## Records from a dataset:
+--
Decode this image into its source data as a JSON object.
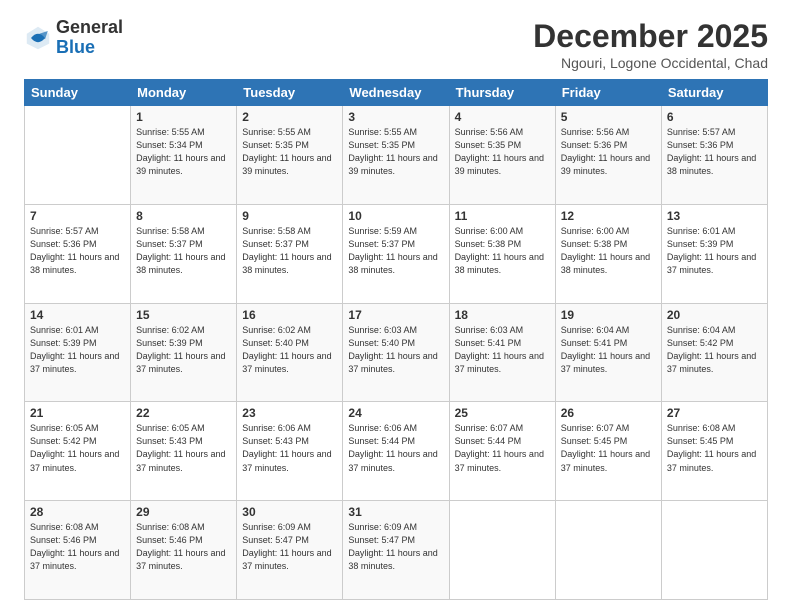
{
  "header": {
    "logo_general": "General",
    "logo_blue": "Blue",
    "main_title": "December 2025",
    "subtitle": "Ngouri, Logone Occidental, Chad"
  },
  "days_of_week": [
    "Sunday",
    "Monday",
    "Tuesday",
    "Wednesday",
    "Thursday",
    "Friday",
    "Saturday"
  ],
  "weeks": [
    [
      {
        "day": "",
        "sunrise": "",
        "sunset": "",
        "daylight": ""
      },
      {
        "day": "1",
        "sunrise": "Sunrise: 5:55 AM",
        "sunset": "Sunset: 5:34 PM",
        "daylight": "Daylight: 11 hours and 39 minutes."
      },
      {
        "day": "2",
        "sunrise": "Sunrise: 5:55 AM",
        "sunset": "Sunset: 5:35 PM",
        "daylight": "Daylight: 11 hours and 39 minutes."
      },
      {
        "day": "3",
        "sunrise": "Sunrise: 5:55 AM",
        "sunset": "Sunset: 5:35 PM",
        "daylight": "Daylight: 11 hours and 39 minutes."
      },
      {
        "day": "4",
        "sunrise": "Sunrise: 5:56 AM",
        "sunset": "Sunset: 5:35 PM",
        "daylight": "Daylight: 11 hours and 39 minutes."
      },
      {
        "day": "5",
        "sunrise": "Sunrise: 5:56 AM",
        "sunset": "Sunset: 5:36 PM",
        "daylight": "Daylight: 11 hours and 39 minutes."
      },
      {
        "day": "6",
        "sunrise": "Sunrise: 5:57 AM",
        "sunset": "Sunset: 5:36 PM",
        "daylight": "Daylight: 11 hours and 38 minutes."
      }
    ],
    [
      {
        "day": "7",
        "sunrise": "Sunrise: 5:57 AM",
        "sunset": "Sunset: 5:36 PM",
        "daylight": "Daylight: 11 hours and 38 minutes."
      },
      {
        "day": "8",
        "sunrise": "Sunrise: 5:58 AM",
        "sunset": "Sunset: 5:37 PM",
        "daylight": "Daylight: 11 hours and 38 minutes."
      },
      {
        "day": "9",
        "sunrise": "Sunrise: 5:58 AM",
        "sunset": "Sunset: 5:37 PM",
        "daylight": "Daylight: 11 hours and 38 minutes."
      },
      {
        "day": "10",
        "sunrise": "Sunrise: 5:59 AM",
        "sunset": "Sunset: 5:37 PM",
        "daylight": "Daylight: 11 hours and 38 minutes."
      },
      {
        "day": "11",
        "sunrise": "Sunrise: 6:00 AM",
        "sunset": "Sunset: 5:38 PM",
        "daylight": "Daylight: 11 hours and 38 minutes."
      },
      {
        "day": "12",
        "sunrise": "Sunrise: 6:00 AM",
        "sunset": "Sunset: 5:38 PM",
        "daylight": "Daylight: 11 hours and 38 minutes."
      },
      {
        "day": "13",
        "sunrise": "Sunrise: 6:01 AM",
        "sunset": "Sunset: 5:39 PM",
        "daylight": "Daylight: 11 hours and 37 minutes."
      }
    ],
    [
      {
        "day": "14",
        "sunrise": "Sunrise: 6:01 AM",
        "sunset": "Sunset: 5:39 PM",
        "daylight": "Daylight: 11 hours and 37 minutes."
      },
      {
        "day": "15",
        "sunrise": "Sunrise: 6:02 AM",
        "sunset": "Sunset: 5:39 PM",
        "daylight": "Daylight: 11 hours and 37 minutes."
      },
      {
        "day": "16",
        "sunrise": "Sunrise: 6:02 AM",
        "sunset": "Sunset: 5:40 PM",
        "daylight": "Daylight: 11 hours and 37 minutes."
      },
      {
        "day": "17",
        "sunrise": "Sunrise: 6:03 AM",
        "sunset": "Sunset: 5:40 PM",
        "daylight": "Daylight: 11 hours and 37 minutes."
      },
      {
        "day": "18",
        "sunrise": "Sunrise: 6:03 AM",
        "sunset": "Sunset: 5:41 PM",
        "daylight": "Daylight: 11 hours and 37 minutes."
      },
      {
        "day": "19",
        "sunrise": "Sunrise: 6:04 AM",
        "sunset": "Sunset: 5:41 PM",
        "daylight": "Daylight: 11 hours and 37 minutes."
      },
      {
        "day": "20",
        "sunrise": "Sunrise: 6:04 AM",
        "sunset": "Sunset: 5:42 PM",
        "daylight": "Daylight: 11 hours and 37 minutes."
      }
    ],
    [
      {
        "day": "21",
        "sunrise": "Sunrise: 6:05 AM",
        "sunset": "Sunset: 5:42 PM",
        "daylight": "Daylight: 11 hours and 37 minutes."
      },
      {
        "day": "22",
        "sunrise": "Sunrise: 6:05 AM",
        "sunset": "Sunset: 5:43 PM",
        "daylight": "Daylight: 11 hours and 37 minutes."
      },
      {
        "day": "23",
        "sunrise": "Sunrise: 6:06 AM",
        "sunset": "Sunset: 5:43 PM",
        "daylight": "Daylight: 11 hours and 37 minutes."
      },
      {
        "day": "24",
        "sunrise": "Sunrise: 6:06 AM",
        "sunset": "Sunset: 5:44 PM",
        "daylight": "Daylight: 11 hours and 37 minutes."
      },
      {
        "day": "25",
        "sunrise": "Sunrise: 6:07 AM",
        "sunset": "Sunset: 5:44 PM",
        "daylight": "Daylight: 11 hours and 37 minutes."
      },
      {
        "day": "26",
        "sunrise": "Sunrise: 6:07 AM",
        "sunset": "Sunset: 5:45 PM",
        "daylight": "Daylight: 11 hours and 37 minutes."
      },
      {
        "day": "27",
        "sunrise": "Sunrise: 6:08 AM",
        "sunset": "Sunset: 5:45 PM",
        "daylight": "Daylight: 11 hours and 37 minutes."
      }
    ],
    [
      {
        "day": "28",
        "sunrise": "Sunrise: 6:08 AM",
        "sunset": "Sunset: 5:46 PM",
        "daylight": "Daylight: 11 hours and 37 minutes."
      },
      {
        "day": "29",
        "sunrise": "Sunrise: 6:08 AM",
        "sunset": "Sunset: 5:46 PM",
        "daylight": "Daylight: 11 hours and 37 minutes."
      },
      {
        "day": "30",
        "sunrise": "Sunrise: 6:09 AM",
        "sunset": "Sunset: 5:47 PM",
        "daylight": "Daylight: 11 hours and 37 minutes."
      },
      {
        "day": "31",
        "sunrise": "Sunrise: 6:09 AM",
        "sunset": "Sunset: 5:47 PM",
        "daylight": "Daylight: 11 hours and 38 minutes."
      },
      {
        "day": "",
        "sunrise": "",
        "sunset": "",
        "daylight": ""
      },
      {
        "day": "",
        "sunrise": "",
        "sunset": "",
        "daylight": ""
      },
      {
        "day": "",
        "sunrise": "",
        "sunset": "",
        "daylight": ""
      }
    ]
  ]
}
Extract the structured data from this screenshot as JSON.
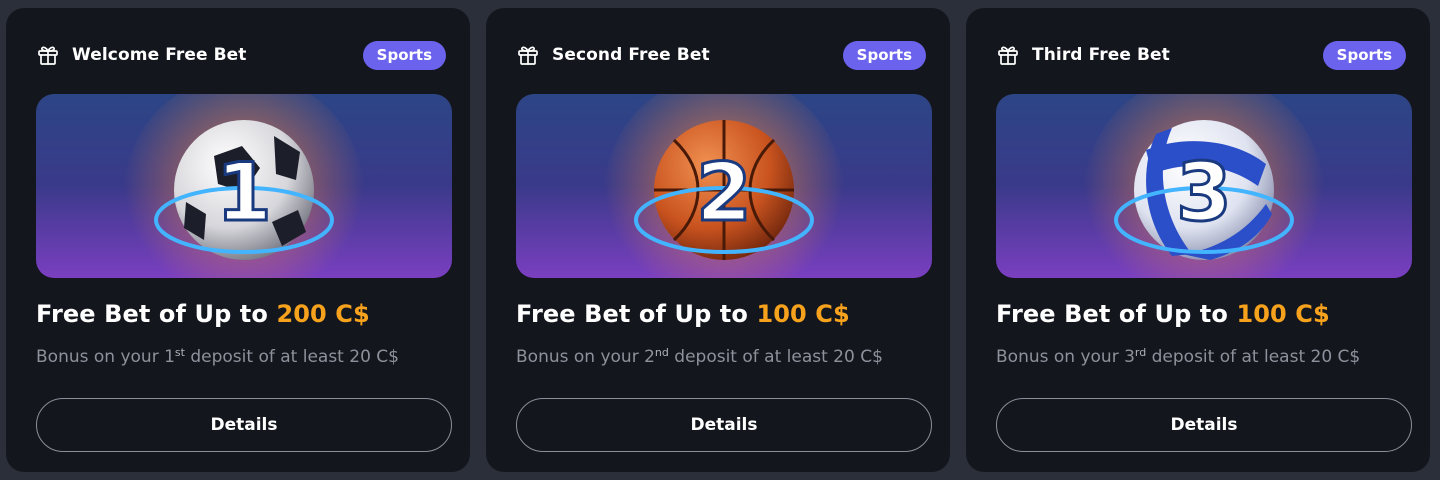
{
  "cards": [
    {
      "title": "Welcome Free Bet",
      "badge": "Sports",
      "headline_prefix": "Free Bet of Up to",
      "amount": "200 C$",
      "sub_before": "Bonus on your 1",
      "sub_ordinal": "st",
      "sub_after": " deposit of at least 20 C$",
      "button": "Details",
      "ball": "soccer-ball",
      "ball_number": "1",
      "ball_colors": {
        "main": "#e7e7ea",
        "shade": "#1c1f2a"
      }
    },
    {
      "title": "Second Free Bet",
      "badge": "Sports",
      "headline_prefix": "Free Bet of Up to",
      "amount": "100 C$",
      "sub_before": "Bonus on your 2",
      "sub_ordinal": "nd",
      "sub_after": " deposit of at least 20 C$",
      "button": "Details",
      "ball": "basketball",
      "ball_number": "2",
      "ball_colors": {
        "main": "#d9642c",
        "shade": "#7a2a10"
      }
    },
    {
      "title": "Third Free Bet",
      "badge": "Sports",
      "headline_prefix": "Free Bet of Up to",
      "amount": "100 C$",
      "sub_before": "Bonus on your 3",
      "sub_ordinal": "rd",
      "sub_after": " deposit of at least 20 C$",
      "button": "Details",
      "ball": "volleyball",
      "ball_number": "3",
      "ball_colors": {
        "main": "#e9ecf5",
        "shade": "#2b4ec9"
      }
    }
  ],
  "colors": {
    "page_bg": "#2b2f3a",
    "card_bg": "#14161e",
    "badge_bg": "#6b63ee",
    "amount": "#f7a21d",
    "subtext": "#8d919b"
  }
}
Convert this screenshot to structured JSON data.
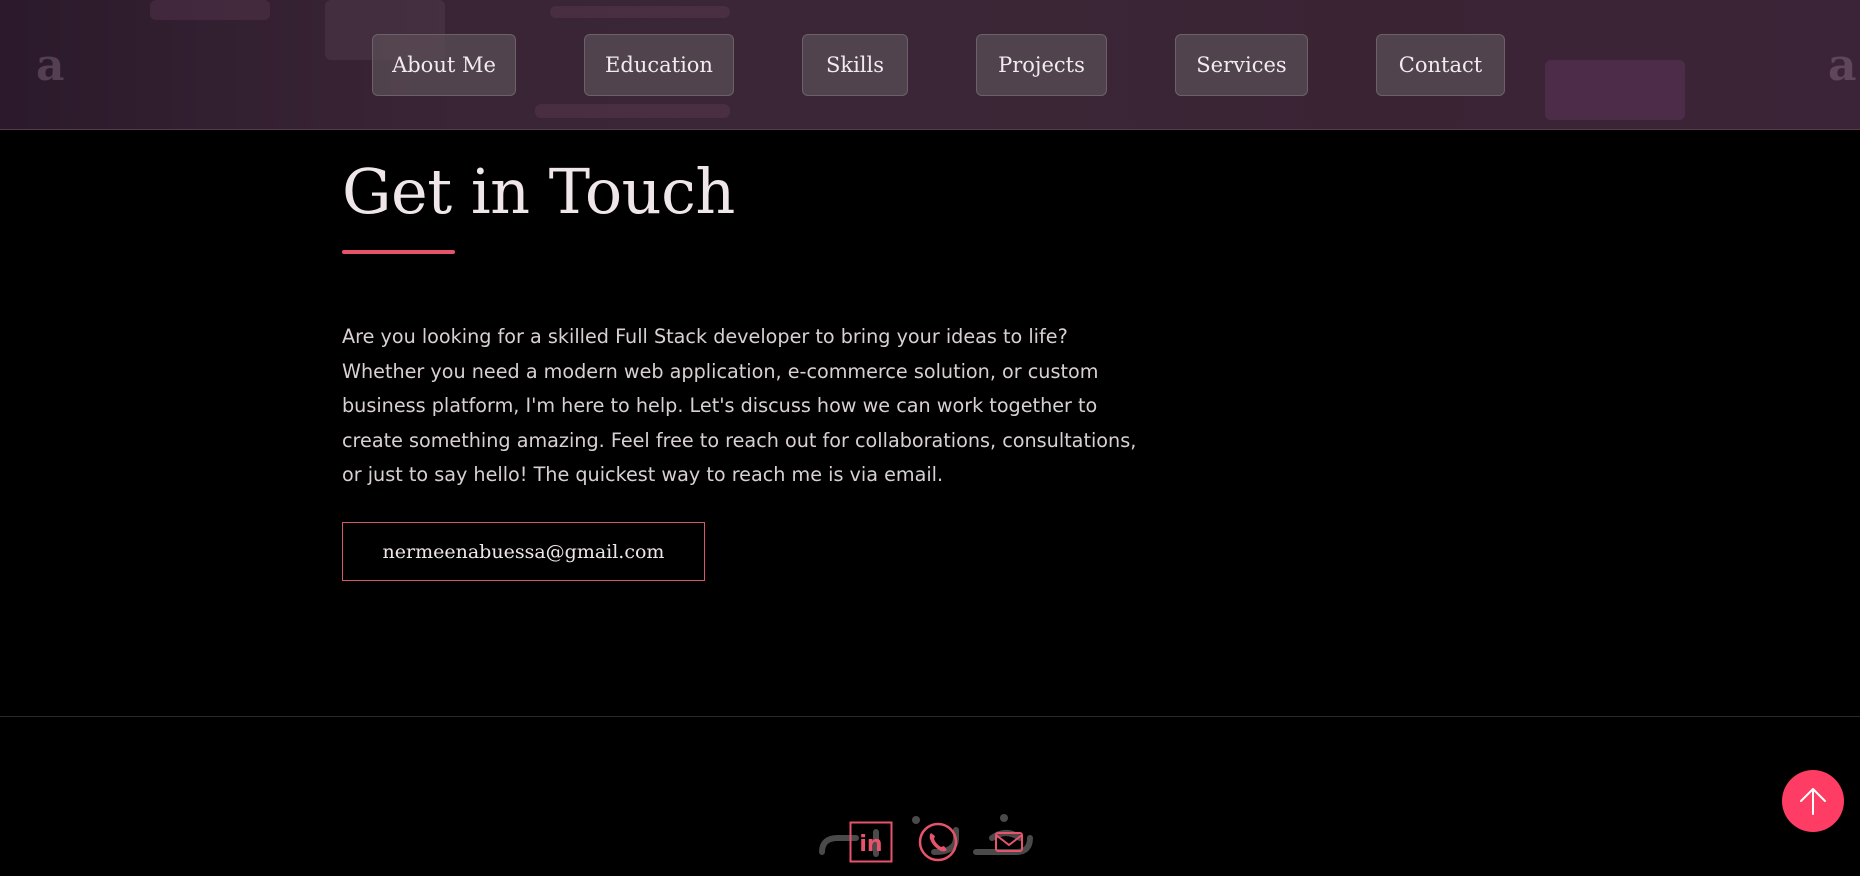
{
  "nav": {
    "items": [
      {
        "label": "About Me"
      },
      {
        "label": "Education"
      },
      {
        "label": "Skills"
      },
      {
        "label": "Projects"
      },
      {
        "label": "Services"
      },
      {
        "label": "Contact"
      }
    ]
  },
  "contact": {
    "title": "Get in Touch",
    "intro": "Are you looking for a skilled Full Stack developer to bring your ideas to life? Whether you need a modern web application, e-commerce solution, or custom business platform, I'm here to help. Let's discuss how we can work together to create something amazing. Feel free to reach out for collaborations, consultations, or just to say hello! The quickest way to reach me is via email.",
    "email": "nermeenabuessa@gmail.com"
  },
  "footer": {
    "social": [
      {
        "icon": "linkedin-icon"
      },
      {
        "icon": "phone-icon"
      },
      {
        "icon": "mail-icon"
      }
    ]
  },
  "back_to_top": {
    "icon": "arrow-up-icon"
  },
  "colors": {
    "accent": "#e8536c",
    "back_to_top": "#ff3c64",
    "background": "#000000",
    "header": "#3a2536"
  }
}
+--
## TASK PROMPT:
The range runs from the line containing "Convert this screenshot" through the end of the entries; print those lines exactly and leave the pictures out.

## RESULT OF THIS TASK:
Convert this screenshot to structured JSON data.
{
  "nav": {
    "items": [
      {
        "label": "About Me"
      },
      {
        "label": "Education"
      },
      {
        "label": "Skills"
      },
      {
        "label": "Projects"
      },
      {
        "label": "Services"
      },
      {
        "label": "Contact"
      }
    ]
  },
  "contact": {
    "title": "Get in Touch",
    "intro": "Are you looking for a skilled Full Stack developer to bring your ideas to life? Whether you need a modern web application, e-commerce solution, or custom business platform, I'm here to help. Let's discuss how we can work together to create something amazing. Feel free to reach out for collaborations, consultations, or just to say hello! The quickest way to reach me is via email.",
    "email": "nermeenabuessa@gmail.com"
  },
  "footer": {
    "social": [
      {
        "icon": "linkedin-icon"
      },
      {
        "icon": "phone-icon"
      },
      {
        "icon": "mail-icon"
      }
    ]
  },
  "back_to_top": {
    "icon": "arrow-up-icon"
  },
  "colors": {
    "accent": "#e8536c",
    "back_to_top": "#ff3c64",
    "background": "#000000",
    "header": "#3a2536"
  }
}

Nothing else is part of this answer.